      After frequent contact by Spanish, British and French explorers from 1595, Cook Islands was named by Russian cartographers in the early 1800s in honour of the British Captain James Cook. Cook Islands was formally annexed by New Zealand in 1900 and gained independence in 1965. The country is self-governing in association with New Zealand and Cook Islanders have rights to New Zealand citizenship. About 50–70,000 Cook Islanders live in New Zealand and about 10,000 in Australia.

      The Secretariat of the Pacific Community (SPC) estimated a total allowable catch (TAC) for the Cook Islands Exclusive Economic Zone (EEZ) of 44,000mt...

    • 4 Fiji (pp. 90-116)

      Fiji is made up of about 800 islands and islets, of which about 110 are inhabited. Fiji was a British colony between 1874 (with the island of Rotuma added in 1881) and 1970. Suva was the centre for British colonialism in the Pacific region, a status that set Fiji up to be the ʹgateway to the Pacificʹ after decolonisation. It remains a hub for the Pacific. Several important regional initiatives, such as the Pacific Islands Forum Secretariat and the University of the South Pacific, are based in Suva. The British allowed colonial plantation owners to import large numbers of indentured...

    • 5 Kiribati (pp. 117-147)

      Kiribati is made up of 33 main islands in three groups: the Gilbert Group, the Phoenix Group and the Line Islands. Along with what is now Tuvalu, these islands were part of the British colonial territory Gilbert and Ellice Islands. The Gilbert, Phoenix and Line Islands groups are spread across 5,000km of the Pacific Ocean from just east of Nauru to south of Hawaiʹi, separated by stretches of international waters and the Exclusive Economic Zones (EEZs) of other countries. The ratio of land to water surface area in Kiribati is 1:4,377. Most of the islands are low lying, about one...

    • 6 Marshall Islands (pp. 148-169)

      The Republic of the Marshall Islands is made up of 29 coral atolls and five single islands from just north of the equator to 15°N latitude (Figure 6.1) (Chapman 2004a). The atoll geomorphology (narrow ribbons of land around lagoons) means there has been a limited range of agriculture possible and there have often been shortages of fresh water for agriculture and domestic use.

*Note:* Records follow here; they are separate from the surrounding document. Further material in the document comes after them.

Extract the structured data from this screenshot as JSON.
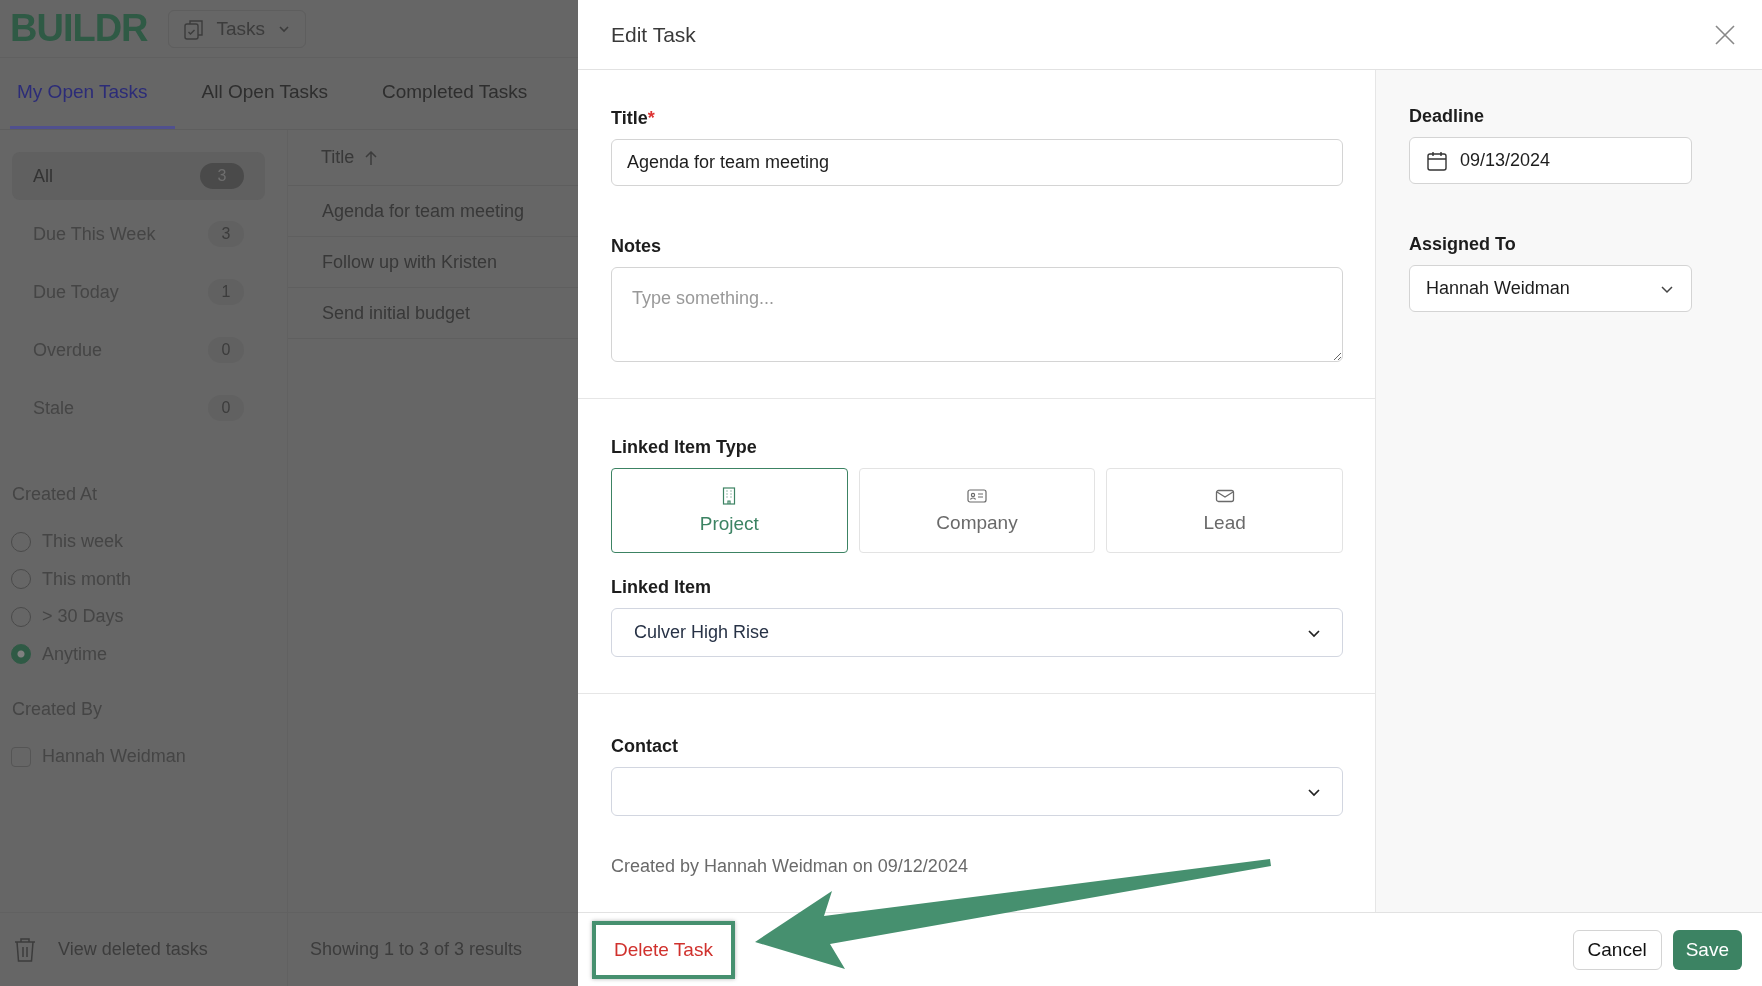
{
  "app": {
    "logo": "BUILDR",
    "module": "Tasks"
  },
  "tabs": [
    {
      "label": "My Open Tasks",
      "selected": true
    },
    {
      "label": "All Open Tasks",
      "selected": false
    },
    {
      "label": "Completed Tasks",
      "selected": false
    }
  ],
  "filters": [
    {
      "label": "All",
      "count": "3",
      "selected": true
    },
    {
      "label": "Due This Week",
      "count": "3",
      "selected": false
    },
    {
      "label": "Due Today",
      "count": "1",
      "selected": false
    },
    {
      "label": "Overdue",
      "count": "0",
      "selected": false
    },
    {
      "label": "Stale",
      "count": "0",
      "selected": false
    }
  ],
  "created_at": {
    "heading": "Created At",
    "options": [
      {
        "label": "This week",
        "selected": false
      },
      {
        "label": "This month",
        "selected": false
      },
      {
        "label": "> 30 Days",
        "selected": false
      },
      {
        "label": "Anytime",
        "selected": true
      }
    ]
  },
  "created_by": {
    "heading": "Created By",
    "options": [
      {
        "label": "Hannah Weidman",
        "checked": false
      }
    ]
  },
  "view_deleted": "View deleted tasks",
  "table": {
    "column": "Title",
    "rows": [
      "Agenda for team meeting",
      "Follow up with Kristen",
      "Send initial budget"
    ]
  },
  "pagination": "Showing 1 to 3 of 3 results",
  "modal": {
    "title": "Edit Task",
    "title_field": {
      "label": "Title",
      "required_mark": "*",
      "value": "Agenda for team meeting"
    },
    "notes": {
      "label": "Notes",
      "placeholder": "Type something..."
    },
    "linked_item_type": {
      "label": "Linked Item Type",
      "options": [
        {
          "label": "Project",
          "kind": "building",
          "selected": true
        },
        {
          "label": "Company",
          "kind": "card",
          "selected": false
        },
        {
          "label": "Lead",
          "kind": "mail",
          "selected": false
        }
      ]
    },
    "linked_item": {
      "label": "Linked Item",
      "value": "Culver High Rise"
    },
    "contact": {
      "label": "Contact"
    },
    "created_note": "Created by Hannah Weidman on 09/12/2024",
    "deadline": {
      "label": "Deadline",
      "value": "09/13/2024"
    },
    "assigned_to": {
      "label": "Assigned To",
      "value": "Hannah Weidman"
    },
    "delete_button": "Delete Task",
    "cancel_button": "Cancel",
    "save_button": "Save"
  }
}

Most areas rely on lenses of fresh water in the ground of the atolls and any rainwater that can be caught. The marginality of Marshall Islandsʹ land for human habitation means the Marshallese have historically relied considerably...

    • 7 Papua New Guinea (pp. 170-200)

      Of the countries included in this study, Papua New Guinea is the largest in terms of land size and population. It is made up of one very large mountainous island shared with the Indonesian-controlled West Papua to the west, with numerous smaller islands to the north and east. The most striking characteristic of PNG society is its diversity. There are hundreds of distinct language and cultural groups, with differences in facial features and skin colour between peoples of the Highlands, south coast, the islands and Bougainville. Before World War I, the northern part of what is now Papua New Guinea...

    • 8 Solomon Islands (pp. 201-236)

      Solomon Islands is made up of a double chain of six main islands surrounded by many smaller ones, and several groups of outlying islands, stretched over 1,300 kilometres. The large islands are volcanic with fertile soil and plentiful fresh water sources, while some of the smaller islands are atolls with less rich soil and limited supplies of fresh water.

      When the British Solomon Islands Protectorate was granted independence in 1978, most of the economy was still non-cash and based in village production. In 1999, about 85 per cent of the population lived in rural areas, while 12 per cent lived...